Task item:
As you reproduce every line below, keep it exactly as written and leave out the images.

Dataset entries:
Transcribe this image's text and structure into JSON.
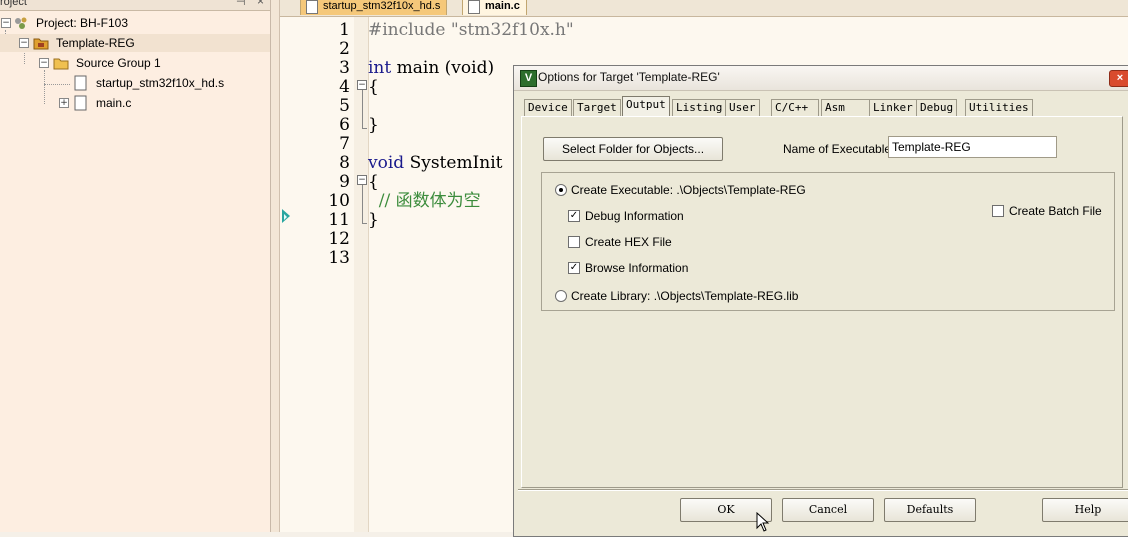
{
  "project_panel": {
    "header_title": "roject",
    "pin_glyph": "⊣",
    "close_glyph": "×",
    "items": [
      {
        "label": "Project: BH-F103",
        "icon": "project-icon"
      },
      {
        "label": "Template-REG",
        "icon": "target-folder-icon"
      },
      {
        "label": "Source Group 1",
        "icon": "folder-icon"
      },
      {
        "label": "startup_stm32f10x_hd.s",
        "icon": "file-icon"
      },
      {
        "label": "main.c",
        "icon": "file-icon"
      }
    ]
  },
  "editor": {
    "tabs": [
      {
        "label": "startup_stm32f10x_hd.s",
        "active": false
      },
      {
        "label": "main.c",
        "active": true
      }
    ],
    "line_numbers": [
      "1",
      "2",
      "3",
      "4",
      "5",
      "6",
      "7",
      "8",
      "9",
      "10",
      "11",
      "12",
      "13"
    ],
    "lines": {
      "l1_directive": "#include",
      "l1_string": " \"stm32f10x.h\"",
      "l3_type": "int",
      "l3_rest": " main (void)",
      "l4": "{",
      "l6": "}",
      "l8_type": "void",
      "l8_rest": " SystemInit",
      "l9": "{",
      "l10_comment": "  // 函数体为空",
      "l11": "}"
    }
  },
  "dialog": {
    "title": "Options for Target 'Template-REG'",
    "logo": "V",
    "close_label": "×",
    "tabs": [
      "Device",
      "Target",
      "Output",
      "Listing",
      "User",
      "C/C++",
      "Asm",
      "Linker",
      "Debug",
      "Utilities"
    ],
    "active_tab": "Output",
    "select_folder_label": "Select Folder for Objects...",
    "name_of_executable_label": "Name of Executable:",
    "name_of_executable_value": "Template-REG",
    "create_executable_label": "Create Executable:  .\\Objects\\Template-REG",
    "debug_information_label": "Debug Information",
    "create_hex_label": "Create HEX File",
    "browse_information_label": "Browse Information",
    "create_library_label": "Create Library:  .\\Objects\\Template-REG.lib",
    "create_batch_label": "Create Batch File",
    "check_glyph": "✓",
    "states": {
      "create_executable": true,
      "debug_information": true,
      "create_hex": false,
      "browse_information": true,
      "create_library": false,
      "create_batch": false
    },
    "buttons": {
      "ok": "OK",
      "cancel": "Cancel",
      "defaults": "Defaults",
      "help": "Help"
    }
  }
}
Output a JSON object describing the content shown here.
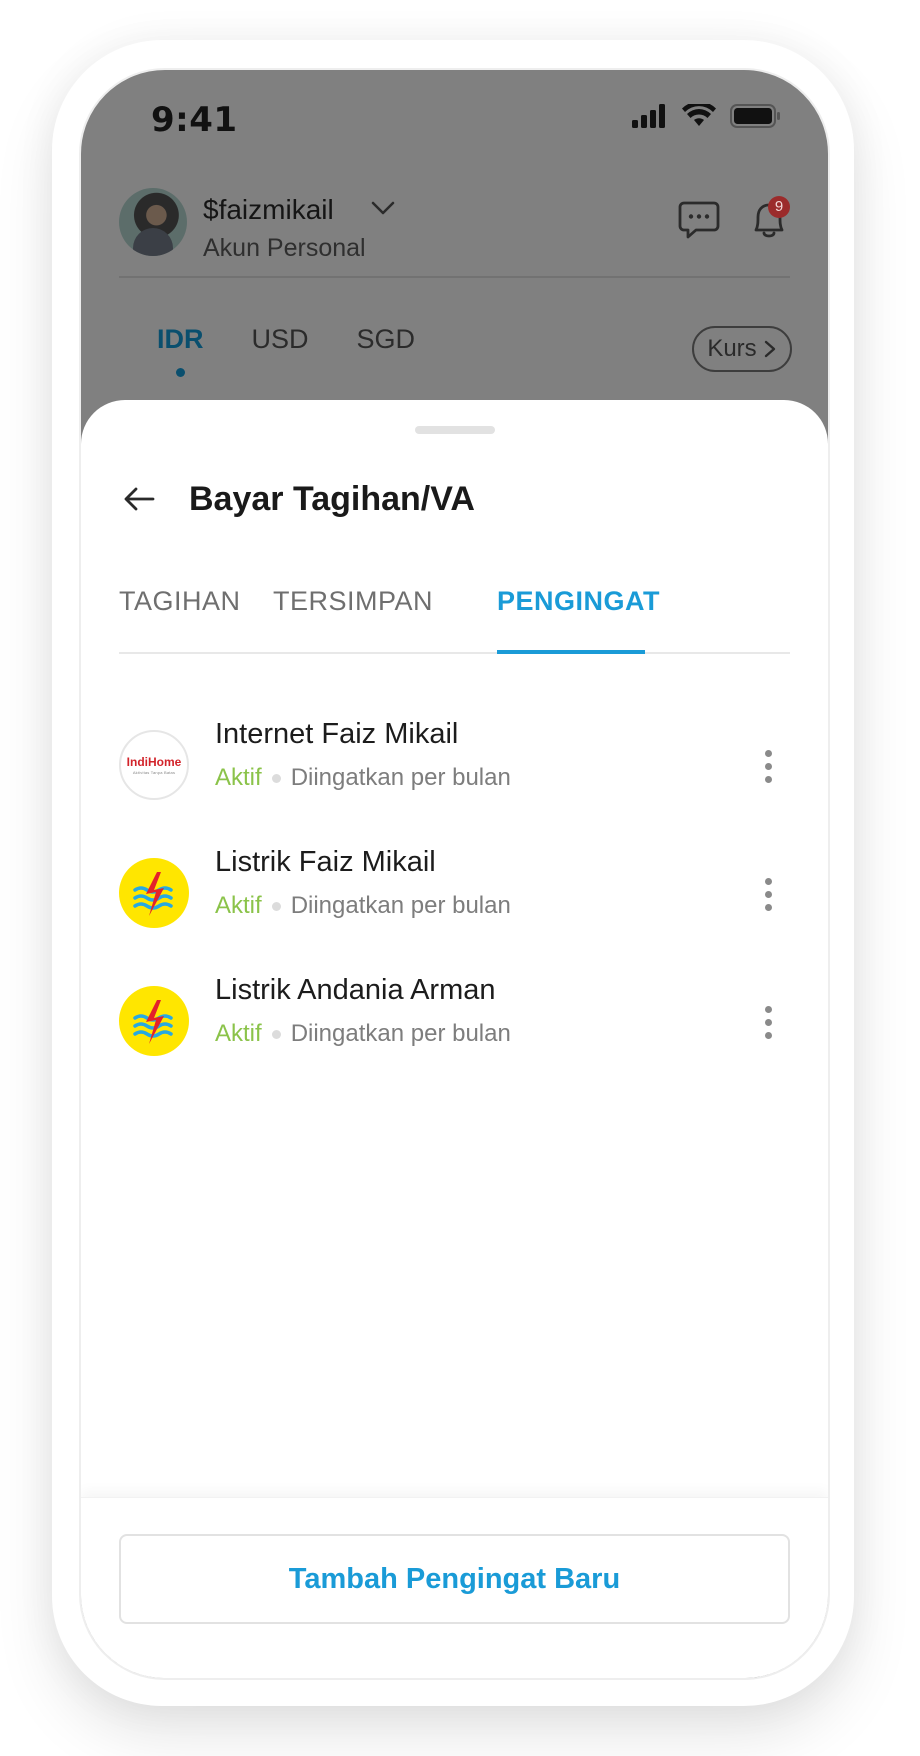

Solution to this problem:
Transcribe this image's text and structure into JSON.
{
  "project_panel": {
    "header_title": "roject",
    "pin_glyph": "⊣",
    "close_glyph": "×",
    "items": [
      {
        "label": "Project: BH-F103",
        "icon": "project-icon"
      },
      {
        "label": "Template-REG",
        "icon": "target-folder-icon"
      },
      {
        "label": "Source Group 1",
        "icon": "folder-icon"
      },
      {
        "label": "startup_stm32f10x_hd.s",
        "icon": "file-icon"
      },
      {
        "label": "main.c",
        "icon": "file-icon"
      }
    ]
  },
  "editor": {
    "tabs": [
      {
        "label": "startup_stm32f10x_hd.s",
        "active": false
      },
      {
        "label": "main.c",
        "active": true
      }
    ],
    "line_numbers": [
      "1",
      "2",
      "3",
      "4",
      "5",
      "6",
      "7",
      "8",
      "9",
      "10",
      "11",
      "12",
      "13"
    ],
    "lines": {
      "l1_directive": "#include",
      "l1_string": " \"stm32f10x.h\"",
      "l3_type": "int",
      "l3_rest": " main (void)",
      "l4": "{",
      "l6": "}",
      "l8_type": "void",
      "l8_rest": " SystemInit",
      "l9": "{",
      "l10_comment": "  // 函数体为空",
      "l11": "}"
    }
  },
  "dialog": {
    "title": "Options for Target 'Template-REG'",
    "logo": "V",
    "close_label": "×",
    "tabs": [
      "Device",
      "Target",
      "Output",
      "Listing",
      "User",
      "C/C++",
      "Asm",
      "Linker",
      "Debug",
      "Utilities"
    ],
    "active_tab": "Output",
    "select_folder_label": "Select Folder for Objects...",
    "name_of_executable_label": "Name of Executable:",
    "name_of_executable_value": "Template-REG",
    "create_executable_label": "Create Executable:  .\\Objects\\Template-REG",
    "debug_information_label": "Debug Information",
    "create_hex_label": "Create HEX File",
    "browse_information_label": "Browse Information",
    "create_library_label": "Create Library:  .\\Objects\\Template-REG.lib",
    "create_batch_label": "Create Batch File",
    "check_glyph": "✓",
    "states": {
      "create_executable": true,
      "debug_information": true,
      "create_hex": false,
      "browse_information": true,
      "create_library": false,
      "create_batch": false
    },
    "buttons": {
      "ok": "OK",
      "cancel": "Cancel",
      "defaults": "Defaults",
      "help": "Help"
    }
  }
}
Output a JSON object describing the content shown here.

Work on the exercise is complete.